Slow and consistent weight gain over several years is the typical pattern that occurs in obese children, and soft drinks are a prime culprit. In 2000, the average Canadian man, woman and child took in 113 litres of soft drinks per year (up from 95 litres in 1989) close to one can of sugar-filled pop a day. According to Dr. Julian Whitaker, founder of the Whitaker Wellness Institute in Newport Beach, Calif., children drink soft drinks at a ridiculously early age 20 percent of toddlers and 50 percent by age six. By the time they’re teenagers, they can down up to one litre a day.
Soft drinks, including Kool-Aid and other “fruit” drinks, provide empty calories. A child who chugs a bottle of cola takes in 150 calories but will still feel hungry and is likely to eat 150 calories more at dinner extra calories that can translate into a weight gain of 15 pounds (33 kg) over the year. The good news is, giving up that daily pop can result in a weight loss of 15 pounds. Lose the soft drink habit and you’ll most likely lose weight! Write a letter to your child’s school asking them to get rid of campus pop machines and you’ll be helping others, too!
Source: mercola.com; dr.whitaker.com; Statistics Canada, statcan.ca
How The Numbers Add Up
According to a recent study in the Canadian Medical Association Journal, the incidence of overweight boys increased by 92 percent and of girls by 57 percent from 1981 to 1996. In 1981, 15 percent of children were overweight and five percent were obese. By 1996, 29 percent of boys and close to 24 percent of girls were overweight, and 13.5 percent of boys and 12 percent of girls were obese.

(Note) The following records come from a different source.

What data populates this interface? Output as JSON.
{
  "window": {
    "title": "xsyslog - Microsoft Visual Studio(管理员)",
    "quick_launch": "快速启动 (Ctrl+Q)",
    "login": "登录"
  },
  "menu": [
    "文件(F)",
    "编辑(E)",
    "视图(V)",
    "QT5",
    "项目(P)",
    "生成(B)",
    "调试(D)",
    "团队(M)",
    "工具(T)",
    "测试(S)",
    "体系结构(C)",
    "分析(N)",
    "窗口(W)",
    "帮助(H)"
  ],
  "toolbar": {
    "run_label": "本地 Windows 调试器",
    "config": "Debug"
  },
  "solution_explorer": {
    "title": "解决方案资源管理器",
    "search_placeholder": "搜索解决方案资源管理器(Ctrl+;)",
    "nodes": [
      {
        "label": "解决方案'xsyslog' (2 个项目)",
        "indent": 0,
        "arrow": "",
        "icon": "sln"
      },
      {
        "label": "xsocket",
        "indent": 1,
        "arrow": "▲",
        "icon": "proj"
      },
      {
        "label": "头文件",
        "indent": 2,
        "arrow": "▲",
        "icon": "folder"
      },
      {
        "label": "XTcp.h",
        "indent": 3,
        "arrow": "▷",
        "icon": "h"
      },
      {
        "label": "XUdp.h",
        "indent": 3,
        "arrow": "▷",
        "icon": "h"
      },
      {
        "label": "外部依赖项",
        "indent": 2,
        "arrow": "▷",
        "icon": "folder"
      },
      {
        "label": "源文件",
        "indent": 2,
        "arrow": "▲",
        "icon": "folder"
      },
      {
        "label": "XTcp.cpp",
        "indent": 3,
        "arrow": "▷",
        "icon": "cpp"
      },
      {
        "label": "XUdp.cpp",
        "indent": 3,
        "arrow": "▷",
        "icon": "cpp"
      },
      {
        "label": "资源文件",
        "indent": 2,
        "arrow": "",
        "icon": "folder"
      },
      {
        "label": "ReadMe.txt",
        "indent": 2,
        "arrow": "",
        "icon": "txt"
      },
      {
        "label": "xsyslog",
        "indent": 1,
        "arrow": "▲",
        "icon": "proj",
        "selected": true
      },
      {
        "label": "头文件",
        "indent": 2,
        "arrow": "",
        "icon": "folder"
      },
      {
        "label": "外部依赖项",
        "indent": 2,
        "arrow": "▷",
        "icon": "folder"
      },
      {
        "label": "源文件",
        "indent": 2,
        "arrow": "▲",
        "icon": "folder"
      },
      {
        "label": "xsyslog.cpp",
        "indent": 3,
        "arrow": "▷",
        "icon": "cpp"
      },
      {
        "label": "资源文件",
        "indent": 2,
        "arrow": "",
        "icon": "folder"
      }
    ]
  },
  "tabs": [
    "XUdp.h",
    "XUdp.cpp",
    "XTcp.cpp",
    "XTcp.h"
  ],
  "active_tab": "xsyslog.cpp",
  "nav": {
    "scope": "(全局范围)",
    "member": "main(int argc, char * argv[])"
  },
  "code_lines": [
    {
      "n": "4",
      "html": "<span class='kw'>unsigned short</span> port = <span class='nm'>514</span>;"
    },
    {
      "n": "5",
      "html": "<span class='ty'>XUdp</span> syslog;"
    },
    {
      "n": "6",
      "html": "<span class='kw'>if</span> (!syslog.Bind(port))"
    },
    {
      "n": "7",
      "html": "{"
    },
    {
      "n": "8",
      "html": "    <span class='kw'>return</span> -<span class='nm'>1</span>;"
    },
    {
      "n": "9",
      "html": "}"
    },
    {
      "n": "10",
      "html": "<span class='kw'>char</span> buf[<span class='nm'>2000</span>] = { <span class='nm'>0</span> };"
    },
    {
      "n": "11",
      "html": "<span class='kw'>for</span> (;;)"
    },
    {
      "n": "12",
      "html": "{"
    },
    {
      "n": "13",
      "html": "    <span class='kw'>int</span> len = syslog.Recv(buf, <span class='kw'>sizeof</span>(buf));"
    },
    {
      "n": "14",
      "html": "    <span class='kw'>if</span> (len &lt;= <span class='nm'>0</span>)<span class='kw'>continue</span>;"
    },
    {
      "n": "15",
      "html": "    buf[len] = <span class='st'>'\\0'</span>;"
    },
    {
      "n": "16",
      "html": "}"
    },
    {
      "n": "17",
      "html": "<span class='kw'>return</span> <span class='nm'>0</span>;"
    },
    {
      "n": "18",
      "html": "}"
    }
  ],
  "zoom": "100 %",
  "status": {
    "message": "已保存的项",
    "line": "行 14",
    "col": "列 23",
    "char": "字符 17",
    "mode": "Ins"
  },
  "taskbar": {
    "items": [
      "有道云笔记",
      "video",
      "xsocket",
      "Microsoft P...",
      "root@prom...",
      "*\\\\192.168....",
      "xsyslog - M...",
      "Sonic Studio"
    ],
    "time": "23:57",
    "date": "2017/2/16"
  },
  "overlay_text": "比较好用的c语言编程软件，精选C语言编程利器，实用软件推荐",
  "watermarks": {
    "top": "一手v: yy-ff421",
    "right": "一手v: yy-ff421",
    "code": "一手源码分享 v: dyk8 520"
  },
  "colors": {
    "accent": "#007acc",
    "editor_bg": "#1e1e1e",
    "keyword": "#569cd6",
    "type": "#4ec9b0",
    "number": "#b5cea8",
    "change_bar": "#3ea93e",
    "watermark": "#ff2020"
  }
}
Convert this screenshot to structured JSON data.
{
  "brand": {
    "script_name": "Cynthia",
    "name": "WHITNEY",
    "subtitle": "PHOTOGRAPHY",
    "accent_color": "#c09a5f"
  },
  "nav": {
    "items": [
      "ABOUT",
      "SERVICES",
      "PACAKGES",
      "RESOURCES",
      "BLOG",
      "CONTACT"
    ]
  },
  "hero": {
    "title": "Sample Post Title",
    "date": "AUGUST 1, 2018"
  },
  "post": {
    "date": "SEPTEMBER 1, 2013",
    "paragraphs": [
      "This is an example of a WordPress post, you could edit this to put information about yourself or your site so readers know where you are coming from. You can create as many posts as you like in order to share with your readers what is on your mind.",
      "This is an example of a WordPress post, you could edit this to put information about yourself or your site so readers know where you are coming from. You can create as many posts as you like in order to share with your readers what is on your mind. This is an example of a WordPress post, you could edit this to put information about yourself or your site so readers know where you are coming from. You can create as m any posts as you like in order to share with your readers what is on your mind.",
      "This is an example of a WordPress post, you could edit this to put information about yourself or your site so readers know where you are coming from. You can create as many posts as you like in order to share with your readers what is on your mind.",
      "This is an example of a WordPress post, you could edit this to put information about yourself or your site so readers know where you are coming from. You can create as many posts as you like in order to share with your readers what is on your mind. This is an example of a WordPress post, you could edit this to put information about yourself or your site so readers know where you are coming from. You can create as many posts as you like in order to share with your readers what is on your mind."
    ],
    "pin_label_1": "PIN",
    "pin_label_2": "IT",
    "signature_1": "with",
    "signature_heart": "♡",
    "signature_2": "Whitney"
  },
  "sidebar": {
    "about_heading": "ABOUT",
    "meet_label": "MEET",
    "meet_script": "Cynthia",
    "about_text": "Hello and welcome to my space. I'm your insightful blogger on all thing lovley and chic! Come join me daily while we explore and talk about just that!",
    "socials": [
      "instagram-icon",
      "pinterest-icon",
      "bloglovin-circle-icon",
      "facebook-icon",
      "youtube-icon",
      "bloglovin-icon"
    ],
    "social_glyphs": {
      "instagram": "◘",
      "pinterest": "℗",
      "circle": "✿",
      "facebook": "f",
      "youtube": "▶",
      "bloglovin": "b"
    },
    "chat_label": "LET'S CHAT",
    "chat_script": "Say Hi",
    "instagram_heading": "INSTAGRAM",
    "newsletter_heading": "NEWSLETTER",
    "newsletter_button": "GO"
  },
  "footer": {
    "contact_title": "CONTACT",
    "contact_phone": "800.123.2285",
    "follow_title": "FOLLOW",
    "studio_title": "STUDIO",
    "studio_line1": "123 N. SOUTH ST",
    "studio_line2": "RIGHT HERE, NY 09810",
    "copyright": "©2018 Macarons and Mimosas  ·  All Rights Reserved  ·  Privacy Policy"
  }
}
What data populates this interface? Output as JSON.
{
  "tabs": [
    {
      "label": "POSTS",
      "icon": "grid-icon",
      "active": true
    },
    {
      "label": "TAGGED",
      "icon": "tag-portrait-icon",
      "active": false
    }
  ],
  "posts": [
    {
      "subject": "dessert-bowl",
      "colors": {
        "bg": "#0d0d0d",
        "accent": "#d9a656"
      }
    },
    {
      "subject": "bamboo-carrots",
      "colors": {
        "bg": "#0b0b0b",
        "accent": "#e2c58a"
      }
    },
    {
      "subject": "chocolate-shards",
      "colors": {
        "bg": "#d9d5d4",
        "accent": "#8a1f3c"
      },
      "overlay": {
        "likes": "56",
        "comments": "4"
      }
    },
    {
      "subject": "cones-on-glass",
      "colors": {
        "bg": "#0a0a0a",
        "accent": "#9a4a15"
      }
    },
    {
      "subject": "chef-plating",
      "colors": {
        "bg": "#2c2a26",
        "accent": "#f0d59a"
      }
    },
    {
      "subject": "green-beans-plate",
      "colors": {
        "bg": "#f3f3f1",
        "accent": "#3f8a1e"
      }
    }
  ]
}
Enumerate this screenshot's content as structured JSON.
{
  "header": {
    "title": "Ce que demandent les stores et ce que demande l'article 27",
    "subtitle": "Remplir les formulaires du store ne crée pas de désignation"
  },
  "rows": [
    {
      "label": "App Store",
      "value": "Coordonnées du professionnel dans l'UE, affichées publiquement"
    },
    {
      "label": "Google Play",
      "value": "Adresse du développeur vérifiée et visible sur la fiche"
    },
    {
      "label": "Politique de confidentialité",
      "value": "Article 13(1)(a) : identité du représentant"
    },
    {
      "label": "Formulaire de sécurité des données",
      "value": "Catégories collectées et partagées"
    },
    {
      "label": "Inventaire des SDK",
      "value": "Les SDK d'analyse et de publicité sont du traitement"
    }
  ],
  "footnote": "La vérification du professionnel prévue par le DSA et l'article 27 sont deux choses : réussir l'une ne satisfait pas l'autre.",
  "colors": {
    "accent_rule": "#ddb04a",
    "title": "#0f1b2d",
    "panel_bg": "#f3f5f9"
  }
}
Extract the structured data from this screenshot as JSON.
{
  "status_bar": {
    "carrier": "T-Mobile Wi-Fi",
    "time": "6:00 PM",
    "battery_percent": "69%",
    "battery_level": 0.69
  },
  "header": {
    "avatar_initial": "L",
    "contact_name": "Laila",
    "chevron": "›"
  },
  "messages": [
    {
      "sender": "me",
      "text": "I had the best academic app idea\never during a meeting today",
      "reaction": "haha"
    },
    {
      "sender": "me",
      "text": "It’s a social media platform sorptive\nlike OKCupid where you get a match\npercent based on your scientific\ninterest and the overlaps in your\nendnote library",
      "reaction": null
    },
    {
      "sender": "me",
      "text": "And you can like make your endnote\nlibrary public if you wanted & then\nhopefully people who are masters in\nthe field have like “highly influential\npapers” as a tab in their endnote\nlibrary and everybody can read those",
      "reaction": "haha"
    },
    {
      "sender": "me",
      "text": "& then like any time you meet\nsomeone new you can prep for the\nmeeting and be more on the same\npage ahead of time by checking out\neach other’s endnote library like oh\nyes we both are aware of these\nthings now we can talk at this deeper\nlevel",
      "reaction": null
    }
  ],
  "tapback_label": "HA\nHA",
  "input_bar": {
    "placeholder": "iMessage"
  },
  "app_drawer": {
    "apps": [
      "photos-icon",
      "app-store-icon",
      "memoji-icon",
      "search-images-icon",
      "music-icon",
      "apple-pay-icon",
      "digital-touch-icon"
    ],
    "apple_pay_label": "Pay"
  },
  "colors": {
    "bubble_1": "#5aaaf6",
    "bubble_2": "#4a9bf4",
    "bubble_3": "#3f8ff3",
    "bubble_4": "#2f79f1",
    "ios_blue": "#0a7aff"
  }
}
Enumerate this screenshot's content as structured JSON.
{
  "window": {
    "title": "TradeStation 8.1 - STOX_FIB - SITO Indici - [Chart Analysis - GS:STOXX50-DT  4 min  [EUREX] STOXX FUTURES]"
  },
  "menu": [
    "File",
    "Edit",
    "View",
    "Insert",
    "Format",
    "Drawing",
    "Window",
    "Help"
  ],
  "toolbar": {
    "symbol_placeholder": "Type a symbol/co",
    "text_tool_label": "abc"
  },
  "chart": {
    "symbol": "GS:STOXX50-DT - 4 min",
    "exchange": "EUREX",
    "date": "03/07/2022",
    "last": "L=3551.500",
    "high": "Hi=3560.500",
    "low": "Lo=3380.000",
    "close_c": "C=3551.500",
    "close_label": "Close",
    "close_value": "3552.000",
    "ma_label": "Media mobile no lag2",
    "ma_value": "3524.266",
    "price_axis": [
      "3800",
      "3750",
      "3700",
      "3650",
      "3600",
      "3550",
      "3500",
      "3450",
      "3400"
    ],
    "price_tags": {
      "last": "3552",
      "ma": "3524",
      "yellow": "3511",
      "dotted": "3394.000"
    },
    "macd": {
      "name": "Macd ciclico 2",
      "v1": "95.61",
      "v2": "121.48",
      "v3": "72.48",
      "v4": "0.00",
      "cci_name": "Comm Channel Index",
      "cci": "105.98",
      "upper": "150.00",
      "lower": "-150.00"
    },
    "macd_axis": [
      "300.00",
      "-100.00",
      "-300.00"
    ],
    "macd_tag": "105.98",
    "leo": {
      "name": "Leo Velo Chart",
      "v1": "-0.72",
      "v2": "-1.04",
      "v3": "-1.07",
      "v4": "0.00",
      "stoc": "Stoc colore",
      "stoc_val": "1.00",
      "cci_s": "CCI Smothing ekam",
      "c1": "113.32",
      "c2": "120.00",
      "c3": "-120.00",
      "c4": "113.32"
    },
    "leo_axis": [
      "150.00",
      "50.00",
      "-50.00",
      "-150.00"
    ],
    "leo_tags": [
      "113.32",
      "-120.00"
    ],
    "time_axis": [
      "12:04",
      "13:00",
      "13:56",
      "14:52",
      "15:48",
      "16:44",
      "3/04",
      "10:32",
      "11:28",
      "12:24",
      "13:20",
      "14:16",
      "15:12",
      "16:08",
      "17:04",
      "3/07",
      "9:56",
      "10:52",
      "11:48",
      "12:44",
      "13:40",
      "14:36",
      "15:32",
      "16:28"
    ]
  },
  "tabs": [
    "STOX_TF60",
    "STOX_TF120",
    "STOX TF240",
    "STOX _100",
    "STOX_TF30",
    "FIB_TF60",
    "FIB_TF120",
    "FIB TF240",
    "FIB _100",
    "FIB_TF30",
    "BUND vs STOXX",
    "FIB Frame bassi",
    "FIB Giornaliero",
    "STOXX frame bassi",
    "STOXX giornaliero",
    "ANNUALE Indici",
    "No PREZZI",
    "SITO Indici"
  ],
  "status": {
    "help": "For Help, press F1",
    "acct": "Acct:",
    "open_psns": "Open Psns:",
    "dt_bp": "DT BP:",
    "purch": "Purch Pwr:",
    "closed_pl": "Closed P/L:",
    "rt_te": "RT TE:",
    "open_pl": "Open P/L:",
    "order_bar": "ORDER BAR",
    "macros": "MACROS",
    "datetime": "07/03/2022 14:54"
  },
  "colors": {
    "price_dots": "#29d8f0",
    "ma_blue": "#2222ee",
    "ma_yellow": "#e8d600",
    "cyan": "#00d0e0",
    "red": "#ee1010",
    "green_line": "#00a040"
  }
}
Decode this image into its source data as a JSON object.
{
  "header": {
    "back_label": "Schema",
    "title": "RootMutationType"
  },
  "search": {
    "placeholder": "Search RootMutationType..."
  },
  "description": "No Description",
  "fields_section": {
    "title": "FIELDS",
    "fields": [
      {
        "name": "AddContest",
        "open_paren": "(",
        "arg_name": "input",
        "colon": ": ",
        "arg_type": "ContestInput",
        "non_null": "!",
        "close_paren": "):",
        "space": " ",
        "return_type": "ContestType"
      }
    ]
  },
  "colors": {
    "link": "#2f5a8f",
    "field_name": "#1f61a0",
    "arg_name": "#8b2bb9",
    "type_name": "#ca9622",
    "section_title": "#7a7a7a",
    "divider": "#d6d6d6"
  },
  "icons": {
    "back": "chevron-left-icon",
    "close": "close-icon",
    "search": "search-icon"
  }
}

Children are considered overweight if their body mass index (BMI) is 25 or over and obese if their BMI is 30 and over. To calculate your body mass index (BMI), visit cdc.gov/, search for BMI calculations and enter your height and weight.
Source: Canadian Medical Association Journal, 2000;163(11).
Fat Facts for Kids
The probability of having an obese child rises from less than 10 percent if both parents are normal weight, to 40 percent if one parent is obese, to 80 percent if both parents are obese. While the reasons for childhood obesity seems to be a complex mix of genetic and lifestyle factors, inactivity and poor food choices are two main culprits. On the other hand, statistics show that 80 to 85 percent of those who are overweight when they are young remain overweight as adults.
Source: National Institute of Nutrition, nin.ca; Canadian Fitness and Lifestyle Research Institute, cflri.ca